I recently read two of Scott McCloud’s lauded books about comics: Understanding Comics and Making Comics. These books have been around for decades, but they hold up well. And when comics treatises are praised by the likes of Art Spiegelman, Jeff Smith, and Neil Gaiman, you can be pretty sure there’s something good in there.
I wouldn’t say I’m a full-on comics nerd, but I did work at a comics shop in high school, and I have a respectable number of comics on my bookshelf and e-reader. I know what I like and dislike. And while I occasionally dabble in visual arts like drawing and painting, I’m happy to be a semi-competent amateur when it comes to producing visuals. As a writer, I’m much more interested in the craft of writing for comics. That’s the perspective I brought to reading these books.
This book is, first and foremost, a comic. McCloud understands that the best way to describe the medium of comics is within the pages of a comic. He is an adept artist and writer, rendering his ideas clearly and gracefully, with a dash of silliness here and there.
McCloud has a style that appeals to my personal tastes — he loves to define and categorize. He describes the medium of comics by breaking it down into bite-sized pieces, then showing how those pieces can be combined to build new and interesting things.
First, he goes through pages of effort to justify his chosen definition of comics: “Sequential Art,” or more precisely, “Juxtaposed pictorial and other images in deliberate sequence, intended to convey information and/or to produce an aesthetic response in the viewer.” He gives a brief history of art that fits this description, from native Mesoamerican codices to the Bayeux Tapestry to Egyptian tomb paintings, and on into more modern examples. This may sound like dry academics, but it’s much more palatable in comic book form.
Next, he discusses iconography and the complex spectrum between words and pictures; how symbols can be more relatable than realism. He categorizes the ways that a reader infers movement across time and space between the juxtaposed images of a comic, in the “gutters.” He shows the ways that words and pictures can interact together to create unique effects within comics.
Finally, he finishes the book with a broad manifesto describing all art as a series of layers, with some art at the shallow surface level, and some digging deep into other layers. This ties into the comics stuff, but it’s more like his ideas of how to make great art.
McCloud is a great observer of comics. He describes many techniques that I’ve seen before, but his categorization and explanation allowed me to understand how they work, and what they’re good at. This book is not prescriptive, it’s descriptive: it’s a fantastic description of comics from his vantage point as an articulate insider.
Even though this book doesn’t describe comics in a “how to do it” manner, it’s incredibly useful for aspiring creators. It provides framework and language for understanding the medium. These are vital tools in the creator’s toolbox.

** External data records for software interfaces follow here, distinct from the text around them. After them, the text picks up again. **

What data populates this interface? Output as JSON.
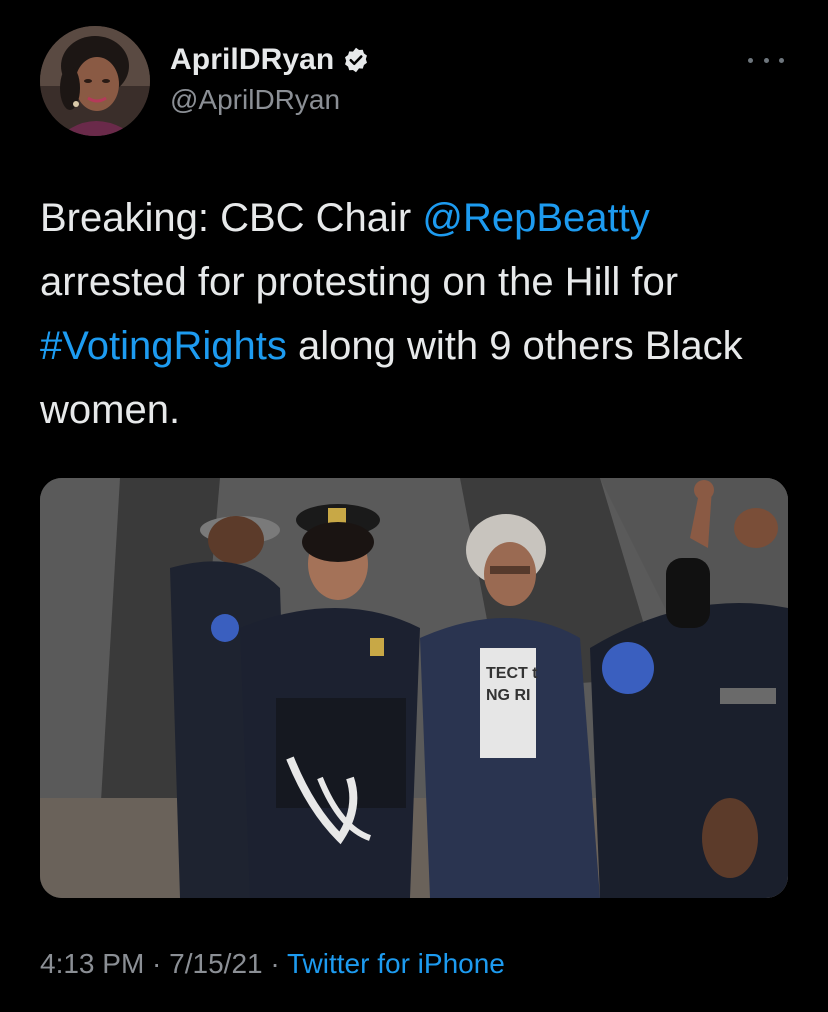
{
  "tweet": {
    "display_name": "AprilDRyan",
    "handle": "@AprilDRyan",
    "verified": true,
    "more_icon": "more-horizontal-icon",
    "text": {
      "part1": "Breaking: CBC Chair ",
      "mention": "@RepBeatty",
      "part2": " arrested for protesting on the Hill for ",
      "hashtag": "#VotingRights",
      "part3": " along with 9 others Black women."
    },
    "time": "4:13 PM",
    "separator": " · ",
    "date": "7/15/21",
    "source": "Twitter for iPhone",
    "media_text": {
      "shirt_line1": "TECT t",
      "shirt_line2": "NG RI"
    }
  },
  "colors": {
    "background": "#000000",
    "text": "#e7e9ea",
    "secondary": "#8b8f95",
    "link": "#1d9bf0",
    "verified_badge": "#e7e9ea"
  }
}
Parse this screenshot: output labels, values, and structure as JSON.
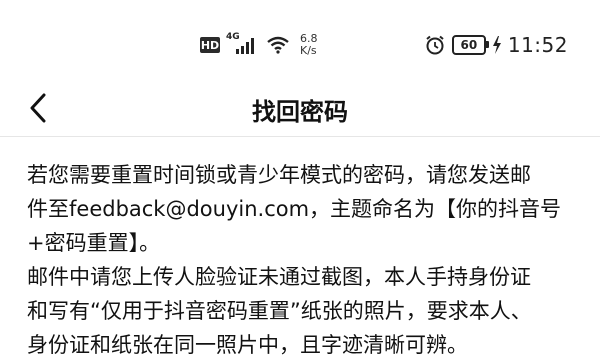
{
  "status_bar": {
    "hd_label": "HD",
    "network_label": "4G",
    "speed_value": "6.8",
    "speed_unit": "K/s",
    "battery_level": "60",
    "time": "11:52"
  },
  "nav": {
    "title": "找回密码"
  },
  "content": {
    "paragraph_1_lines": [
      "若您需要重置时间锁或青少年模式的密码，请您发送邮",
      "件至feedback@douyin.com，主题命名为【你的抖音号",
      "+密码重置】。"
    ],
    "paragraph_2_lines": [
      "邮件中请您上传人脸验证未通过截图，本人手持身份证",
      "和写有“仅用于抖音密码重置”纸张的照片，要求本人、",
      "身份证和纸张在同一照片中，且字迹清晰可辨。"
    ]
  }
}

Besides, when it comes to creation, there’s a related book called…
Making Comics is another comic about comics. It takes many of the concepts from Understanding Comics and uses them as a foundation. This is much more of a how-to manual, split pretty evenly between visuals, words, and general storytelling principles.
Since my interest is in writing, not art, I skimmed some of the more technical parts related to drawing recognizable expressions and body language. I focused on the parts relating to writing, storytelling, and the way the words and pictures work together.
This book will be most useful to the indie comic artist, who wants to draw and write everything themselves, or perhaps writer-artist duos. McCloud does everything, so that’s the perspective he writes from.
There is a bit less in here for someone like me, who is only interested in the writing, despite it being a thicker volume than Understanding Comics. Still, Making Comics is a valuable book, worth reading if you’re interested in any aspect of comic creation. It solidifies some of the abstract concepts of the first book in more hands-on examples.
Am I an Expert Yet?
Reading these books didn’t make me want to immediately write a comic. But that’s a good thing. They do a great job showing how deep comics can go as an art form, and that’s a little intimidating. They showed me enough to realize I’d need to put in more effort before I think about starting a comics project.
I think my next step will be to re-read some of my favorite comics and analyze what makes them great. McCloud’s books have given me the tools to do that analysis. I know I like the stories, but how are they using the medium, the “juxtaposed images in sequence,” to tell those stories so effectively?
I also want to look for good examples of comics scripts, just to learn the ins and outs of formatting. I know there’s an annotated Neil Gaiman Sandman script in some edition or another of those books, and I’m sure there are other examples floating around. I get the impression that comics script format is a bit less rigid than TV and movie scripts.
As I continue to dig into writing for comics, I’ll come back and post more updates. If you have any interest, these two books are a great starting point. And if you’ve come across any other great resources for comics writing, let me know in the comments.